* [Exercise objective]: A faithful copy of the listing below is required.

-- Material provided follows --

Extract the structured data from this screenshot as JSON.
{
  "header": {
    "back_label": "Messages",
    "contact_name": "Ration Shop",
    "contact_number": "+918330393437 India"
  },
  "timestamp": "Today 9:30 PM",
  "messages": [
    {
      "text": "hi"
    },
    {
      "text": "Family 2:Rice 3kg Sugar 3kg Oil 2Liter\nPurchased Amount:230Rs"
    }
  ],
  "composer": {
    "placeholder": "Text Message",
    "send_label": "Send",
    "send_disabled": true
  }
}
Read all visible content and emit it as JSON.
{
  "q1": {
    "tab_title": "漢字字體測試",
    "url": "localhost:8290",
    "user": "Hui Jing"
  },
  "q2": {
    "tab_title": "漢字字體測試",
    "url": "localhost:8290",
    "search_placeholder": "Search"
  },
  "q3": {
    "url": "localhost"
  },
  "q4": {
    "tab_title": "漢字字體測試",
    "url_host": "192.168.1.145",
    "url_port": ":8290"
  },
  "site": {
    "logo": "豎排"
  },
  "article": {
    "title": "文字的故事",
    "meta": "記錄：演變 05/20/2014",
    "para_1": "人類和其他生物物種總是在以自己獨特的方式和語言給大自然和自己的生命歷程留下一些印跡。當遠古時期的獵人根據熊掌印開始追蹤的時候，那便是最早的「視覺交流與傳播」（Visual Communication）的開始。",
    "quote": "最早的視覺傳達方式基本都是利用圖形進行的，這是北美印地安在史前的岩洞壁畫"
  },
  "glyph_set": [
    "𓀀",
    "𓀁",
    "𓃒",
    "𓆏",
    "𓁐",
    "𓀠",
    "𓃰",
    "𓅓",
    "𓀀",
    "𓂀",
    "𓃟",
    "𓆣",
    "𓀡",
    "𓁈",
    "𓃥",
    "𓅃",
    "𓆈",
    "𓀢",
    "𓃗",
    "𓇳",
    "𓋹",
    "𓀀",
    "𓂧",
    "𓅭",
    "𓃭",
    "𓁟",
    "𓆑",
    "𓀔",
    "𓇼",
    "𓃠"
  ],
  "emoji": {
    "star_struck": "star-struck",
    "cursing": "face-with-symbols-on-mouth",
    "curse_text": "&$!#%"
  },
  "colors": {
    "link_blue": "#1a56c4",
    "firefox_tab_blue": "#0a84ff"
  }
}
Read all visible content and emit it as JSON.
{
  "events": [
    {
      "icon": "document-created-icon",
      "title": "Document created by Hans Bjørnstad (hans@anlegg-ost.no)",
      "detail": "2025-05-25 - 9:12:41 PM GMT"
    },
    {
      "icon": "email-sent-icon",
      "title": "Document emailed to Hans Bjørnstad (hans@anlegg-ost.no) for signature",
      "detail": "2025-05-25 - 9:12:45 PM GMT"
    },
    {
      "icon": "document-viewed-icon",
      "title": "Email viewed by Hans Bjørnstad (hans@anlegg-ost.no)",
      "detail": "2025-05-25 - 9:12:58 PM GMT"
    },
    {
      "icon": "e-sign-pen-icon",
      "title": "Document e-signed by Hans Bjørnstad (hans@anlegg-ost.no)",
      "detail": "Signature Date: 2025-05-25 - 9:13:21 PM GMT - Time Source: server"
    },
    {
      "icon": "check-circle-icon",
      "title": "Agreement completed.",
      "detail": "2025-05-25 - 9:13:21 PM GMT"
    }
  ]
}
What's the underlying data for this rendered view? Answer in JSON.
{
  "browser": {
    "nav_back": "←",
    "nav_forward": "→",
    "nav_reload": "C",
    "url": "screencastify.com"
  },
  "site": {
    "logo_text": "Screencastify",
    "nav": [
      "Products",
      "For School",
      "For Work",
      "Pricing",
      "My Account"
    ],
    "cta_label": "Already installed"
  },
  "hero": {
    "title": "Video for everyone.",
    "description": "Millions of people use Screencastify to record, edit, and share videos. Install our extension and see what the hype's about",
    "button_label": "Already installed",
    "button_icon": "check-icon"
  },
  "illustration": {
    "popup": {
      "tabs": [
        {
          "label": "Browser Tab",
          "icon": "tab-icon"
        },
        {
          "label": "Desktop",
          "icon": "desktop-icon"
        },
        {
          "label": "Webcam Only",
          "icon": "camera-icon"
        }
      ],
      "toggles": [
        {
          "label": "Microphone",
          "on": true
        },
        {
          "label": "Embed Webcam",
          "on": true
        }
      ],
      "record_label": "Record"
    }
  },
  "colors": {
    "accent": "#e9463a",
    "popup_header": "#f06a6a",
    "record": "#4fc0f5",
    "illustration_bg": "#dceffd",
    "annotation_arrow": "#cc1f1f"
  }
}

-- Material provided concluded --

* [Exercise response]:
Extract the structured data from this screenshot as JSON.
{
  "header": {
    "back_label": "Messages",
    "contact_name": "Ration Shop",
    "contact_number": "+918330393437 India"
  },
  "timestamp": "Today 9:30 PM",
  "messages": [
    {
      "text": "hi"
    },
    {
      "text": "Family 2:Rice 3kg Sugar 3kg Oil 2Liter\nPurchased Amount:230Rs"
    }
  ],
  "composer": {
    "placeholder": "Text Message",
    "send_label": "Send",
    "send_disabled": true
  }
}
Read all visible content and emit it as JSON.
{
  "q1": {
    "tab_title": "漢字字體測試",
    "url": "localhost:8290",
    "user": "Hui Jing"
  },
  "q2": {
    "tab_title": "漢字字體測試",
    "url": "localhost:8290",
    "search_placeholder": "Search"
  },
  "q3": {
    "url": "localhost"
  },
  "q4": {
    "tab_title": "漢字字體測試",
    "url_host": "192.168.1.145",
    "url_port": ":8290"
  },
  "site": {
    "logo": "豎排"
  },
  "article": {
    "title": "文字的故事",
    "meta": "記錄：演變 05/20/2014",
    "para_1": "人類和其他生物物種總是在以自己獨特的方式和語言給大自然和自己的生命歷程留下一些印跡。當遠古時期的獵人根據熊掌印開始追蹤的時候，那便是最早的「視覺交流與傳播」（Visual Communication）的開始。",
    "quote": "最早的視覺傳達方式基本都是利用圖形進行的，這是北美印地安在史前的岩洞壁畫"
  },
  "glyph_set": [
    "𓀀",
    "𓀁",
    "𓃒",
    "𓆏",
    "𓁐",
    "𓀠",
    "𓃰",
    "𓅓",
    "𓀀",
    "𓂀",
    "𓃟",
    "𓆣",
    "𓀡",
    "𓁈",
    "𓃥",
    "𓅃",
    "𓆈",
    "𓀢",
    "𓃗",
    "𓇳",
    "𓋹",
    "𓀀",
    "𓂧",
    "𓅭",
    "𓃭",
    "𓁟",
    "𓆑",
    "𓀔",
    "𓇼",
    "𓃠"
  ],
  "emoji": {
    "star_struck": "star-struck",
    "cursing": "face-with-symbols-on-mouth",
    "curse_text": "&$!#%"
  },
  "colors": {
    "link_blue": "#1a56c4",
    "firefox_tab_blue": "#0a84ff"
  }
}
Read all visible content and emit it as JSON.
{
  "events": [
    {
      "icon": "document-created-icon",
      "title": "Document created by Hans Bjørnstad (hans@anlegg-ost.no)",
      "detail": "2025-05-25 - 9:12:41 PM GMT"
    },
    {
      "icon": "email-sent-icon",
      "title": "Document emailed to Hans Bjørnstad (hans@anlegg-ost.no) for signature",
      "detail": "2025-05-25 - 9:12:45 PM GMT"
    },
    {
      "icon": "document-viewed-icon",
      "title": "Email viewed by Hans Bjørnstad (hans@anlegg-ost.no)",
      "detail": "2025-05-25 - 9:12:58 PM GMT"
    },
    {
      "icon": "e-sign-pen-icon",
      "title": "Document e-signed by Hans Bjørnstad (hans@anlegg-ost.no)",
      "detail": "Signature Date: 2025-05-25 - 9:13:21 PM GMT - Time Source: server"
    },
    {
      "icon": "check-circle-icon",
      "title": "Agreement completed.",
      "detail": "2025-05-25 - 9:13:21 PM GMT"
    }
  ]
}
What's the underlying data for this rendered view? Answer in JSON.
{
  "browser": {
    "nav_back": "←",
    "nav_forward": "→",
    "nav_reload": "C",
    "url": "screencastify.com"
  },
  "site": {
    "logo_text": "Screencastify",
    "nav": [
      "Products",
      "For School",
      "For Work",
      "Pricing",
      "My Account"
    ],
    "cta_label": "Already installed"
  },
  "hero": {
    "title": "Video for everyone.",
    "description": "Millions of people use Screencastify to record, edit, and share videos. Install our extension and see what the hype's about",
    "button_label": "Already installed",
    "button_icon": "check-icon"
  },
  "illustration": {
    "popup": {
      "tabs": [
        {
          "label": "Browser Tab",
          "icon": "tab-icon"
        },
        {
          "label": "Desktop",
          "icon": "desktop-icon"
        },
        {
          "label": "Webcam Only",
          "icon": "camera-icon"
        }
      ],
      "toggles": [
        {
          "label": "Microphone",
          "on": true
        },
        {
          "label": "Embed Webcam",
          "on": true
        }
      ],
      "record_label": "Record"
    }
  },
  "colors": {
    "accent": "#e9463a",
    "popup_header": "#f06a6a",
    "record": "#4fc0f5",
    "illustration_bg": "#dceffd",
    "annotation_arrow": "#cc1f1f"
  }
}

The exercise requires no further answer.